On November 18, 1988, an expanse of the river that spans from the United States and Mexico International Border up to the the town of Saint David was set aside as the San Pedro Riparian National Conservation Area. The area encompasses about 57,000 acres which is home to about 80 species of mammals, about a dozen species of fish, two of which are native, 40-some species of reptiles, and over 100 species of breeding birds, not to mention the river’s importance as a migratory route to all kinds of species.
The San Pedro River also has a rich archaeological history dating back to 13,000 years ago when the Clovis people lived and hunted here. There are many ruins strung along the river, from chapels, to Spanish garrisons, to old mining towns.
All-in all, the decision to make this a conservation area was a great one for if it hadn’t happened the area would have been parceled out, developed, and ruined. Even today, developers are fighting for access to water rights along the river. Thankfully, they’ve been unsuccessful.
Fast forwarding to today, the river is dying. Water isn’t an issue, it seems to be as plentiful as when I first moved here, albeit there’s barely a trickle in the midst of June prior to the Monsoon rains. No, the culprit is the beaver.
Someone with influence read an account that there used to be beavers along the river and convinced the BLM to reintroduce this “native” species. The biologists seem rather pleased about it, saying more diverse species of trees are starting to grow along the river, yadda-yadda-yadda. Almost all these biologists are 20- 30-somethings and therefore don’t have a clue as to what the river looked more than 15 years ago.
Decades of photographs that I’ve taken tell a different story. Cottonwoods once dominated the landscape, tall, stately, healthy, and vibrant with green foliage in the Summer. The ground was thick with impenetrable willows that provided shelter to many species. Now, the willows thickets are nothing more than sparse clumps, and every single Cottonwood tree that has not been killed by a beaver is now diseased with some sort of fungal growth which first attacks and kills a tree’s limbs, and then eventually kills the entire tree. You can plainly see it as a white pale discolored area in the bark from the ground to the first limb it finds.
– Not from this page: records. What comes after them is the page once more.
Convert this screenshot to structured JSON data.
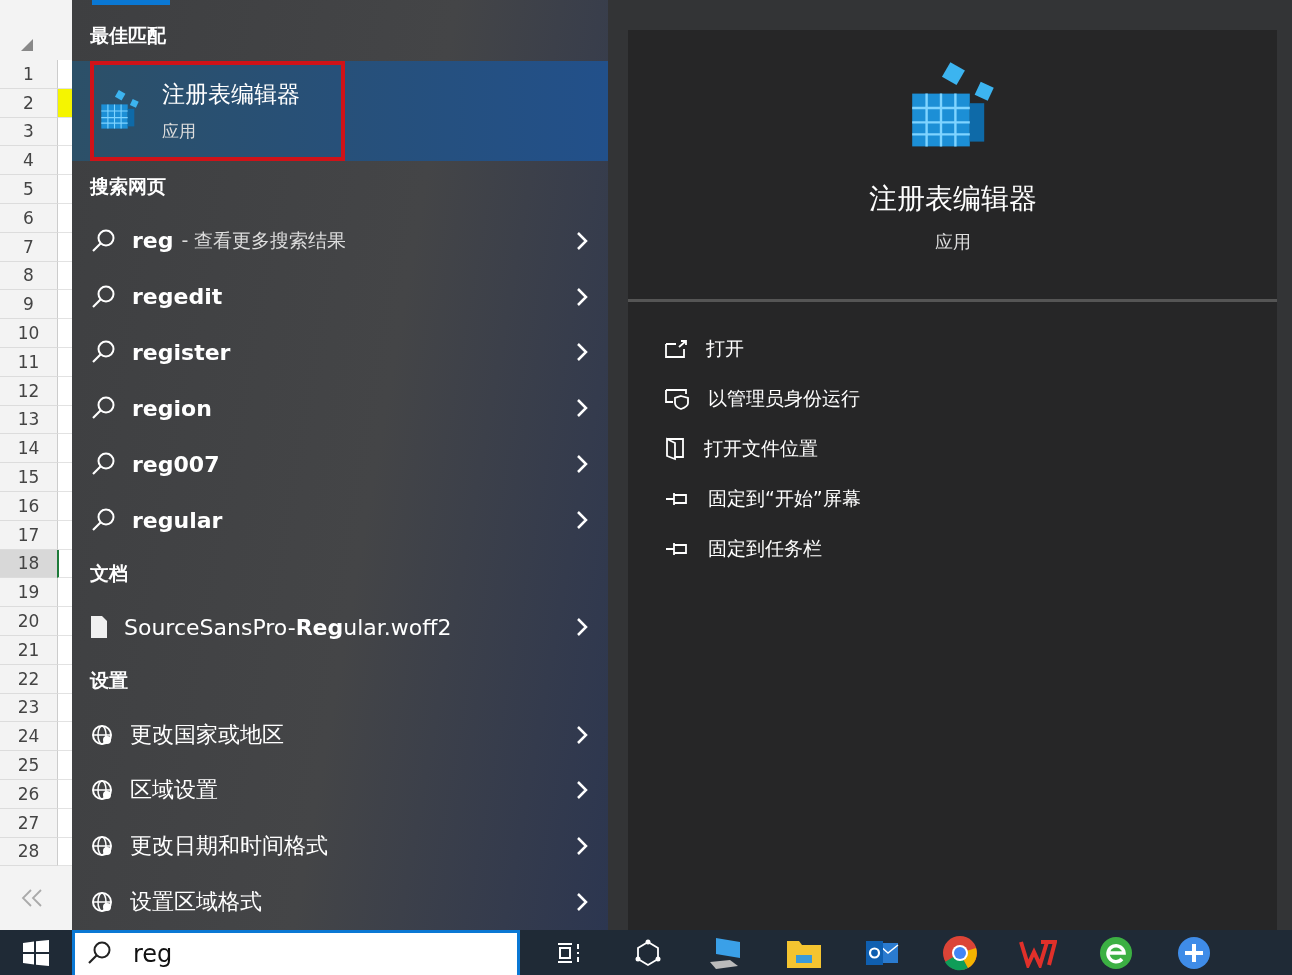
{
  "spreadsheet": {
    "rows": [
      {
        "label": "1",
        "selected": false
      },
      {
        "label": "2",
        "selected": false
      },
      {
        "label": "3",
        "selected": false
      },
      {
        "label": "4",
        "selected": false
      },
      {
        "label": "5",
        "selected": false
      },
      {
        "label": "6",
        "selected": false
      },
      {
        "label": "7",
        "selected": false
      },
      {
        "label": "8",
        "selected": false
      },
      {
        "label": "9",
        "selected": false
      },
      {
        "label": "10",
        "selected": false
      },
      {
        "label": "11",
        "selected": false
      },
      {
        "label": "12",
        "selected": false
      },
      {
        "label": "13",
        "selected": false
      },
      {
        "label": "14",
        "selected": false
      },
      {
        "label": "15",
        "selected": false
      },
      {
        "label": "16",
        "selected": false
      },
      {
        "label": "17",
        "selected": false
      },
      {
        "label": "18",
        "selected": true
      },
      {
        "label": "19",
        "selected": false
      },
      {
        "label": "20",
        "selected": false
      },
      {
        "label": "21",
        "selected": false
      },
      {
        "label": "22",
        "selected": false
      },
      {
        "label": "23",
        "selected": false
      },
      {
        "label": "24",
        "selected": false
      },
      {
        "label": "25",
        "selected": false
      },
      {
        "label": "26",
        "selected": false
      },
      {
        "label": "27",
        "selected": false
      },
      {
        "label": "28",
        "selected": false
      }
    ]
  },
  "results": {
    "best_match": {
      "heading": "最佳匹配",
      "title": "注册表编辑器",
      "subtitle": "应用",
      "selected": true
    },
    "sections": [
      {
        "heading": "搜索网页",
        "items": [
          {
            "kind": "web",
            "label": "reg",
            "hint": "- 查看更多搜索结果"
          },
          {
            "kind": "web",
            "label": "regedit"
          },
          {
            "kind": "web",
            "label": "register"
          },
          {
            "kind": "web",
            "label": "region"
          },
          {
            "kind": "web",
            "label": "reg007"
          },
          {
            "kind": "web",
            "label": "regular"
          }
        ]
      },
      {
        "heading": "文档",
        "items": [
          {
            "kind": "doc",
            "label": "SourceSansPro-**Reg**ular.woff2"
          }
        ]
      },
      {
        "heading": "设置",
        "items": [
          {
            "kind": "setting",
            "label": "更改国家或地区"
          },
          {
            "kind": "setting",
            "label": "区域设置"
          },
          {
            "kind": "setting",
            "label": "更改日期和时间格式"
          },
          {
            "kind": "setting",
            "label": "设置区域格式"
          }
        ]
      }
    ]
  },
  "preview": {
    "title": "注册表编辑器",
    "subtitle": "应用",
    "actions": [
      {
        "kind": "open",
        "label": "打开"
      },
      {
        "kind": "admin",
        "label": "以管理员身份运行"
      },
      {
        "kind": "location",
        "label": "打开文件位置"
      },
      {
        "kind": "pin",
        "label": "固定到“开始”屏幕"
      },
      {
        "kind": "pin",
        "label": "固定到任务栏"
      }
    ]
  },
  "taskbar": {
    "search": {
      "value": "reg"
    }
  }
}
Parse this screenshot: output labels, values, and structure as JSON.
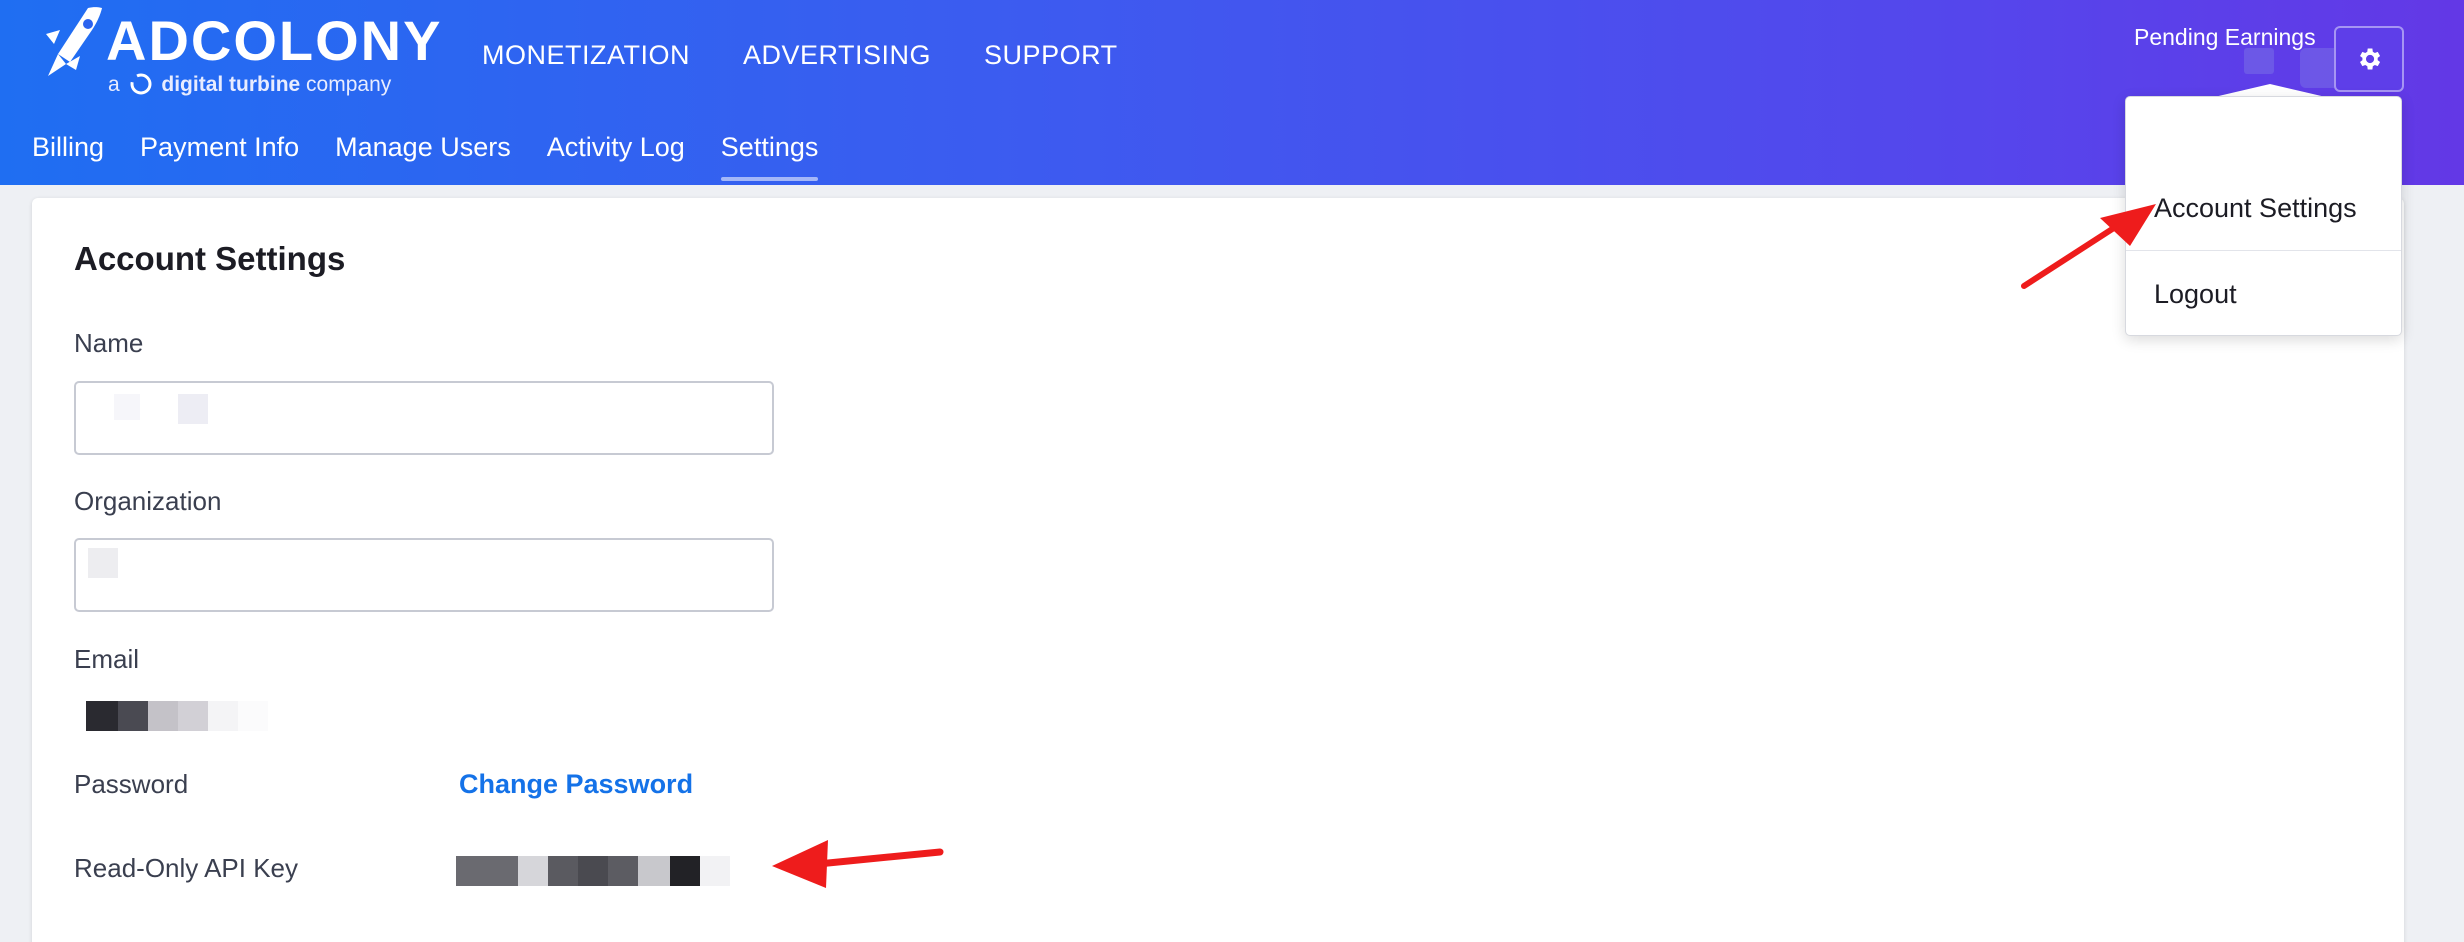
{
  "brand": {
    "logo_text": "ADCOLONY",
    "subline_prefix": "a",
    "subline_bold": "digital turbine",
    "subline_suffix": "company"
  },
  "top_nav": [
    {
      "label": "MONETIZATION"
    },
    {
      "label": "ADVERTISING"
    },
    {
      "label": "SUPPORT"
    }
  ],
  "sub_nav": [
    {
      "label": "Billing"
    },
    {
      "label": "Payment Info"
    },
    {
      "label": "Manage Users"
    },
    {
      "label": "Activity Log"
    },
    {
      "label": "Settings",
      "active": true
    }
  ],
  "header_right": {
    "pending_earnings_label": "Pending Earnings",
    "gear_icon": "gear-icon"
  },
  "dropdown": {
    "items": [
      {
        "label": "Account Settings"
      },
      {
        "label": "Logout"
      }
    ]
  },
  "account": {
    "title": "Account Settings",
    "name_label": "Name",
    "name_value": "",
    "organization_label": "Organization",
    "organization_value": "",
    "email_label": "Email",
    "password_label": "Password",
    "change_password_label": "Change Password",
    "api_key_label": "Read-Only API Key"
  },
  "colors": {
    "header_gradient_start": "#1f6ef2",
    "header_gradient_end": "#6338e6",
    "link": "#1472e8",
    "annotation_arrow": "#ee1c1c"
  }
}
Most of the older trees are now skeletons and the younger trees are not as healthy as they used to be. I’ve mentioned this issue to docents and biologists at times but the usual reaction is, “huh?”
Compounding the environmental disaster the beavers have wrought are other factors, like overuse of this public land by a fast-growing community, a lowering of the water table by that community to slake their thirst and water their lawns, and an invasion of illegals that use the river as a primary corridor from Mexico into the US, leaving behind clothing, backpacks, and tons and tons of plastic water bottles, all of which are taking their toll on the long-term health of the river.
For as long as there’s water in the San Pedro River, it’ll continue to be a desert oasis and something worth conserving, but I feel that a time will soon come when it will all be a moot point. Until then, I hope to enjoy the River as much as I can during it’s final years.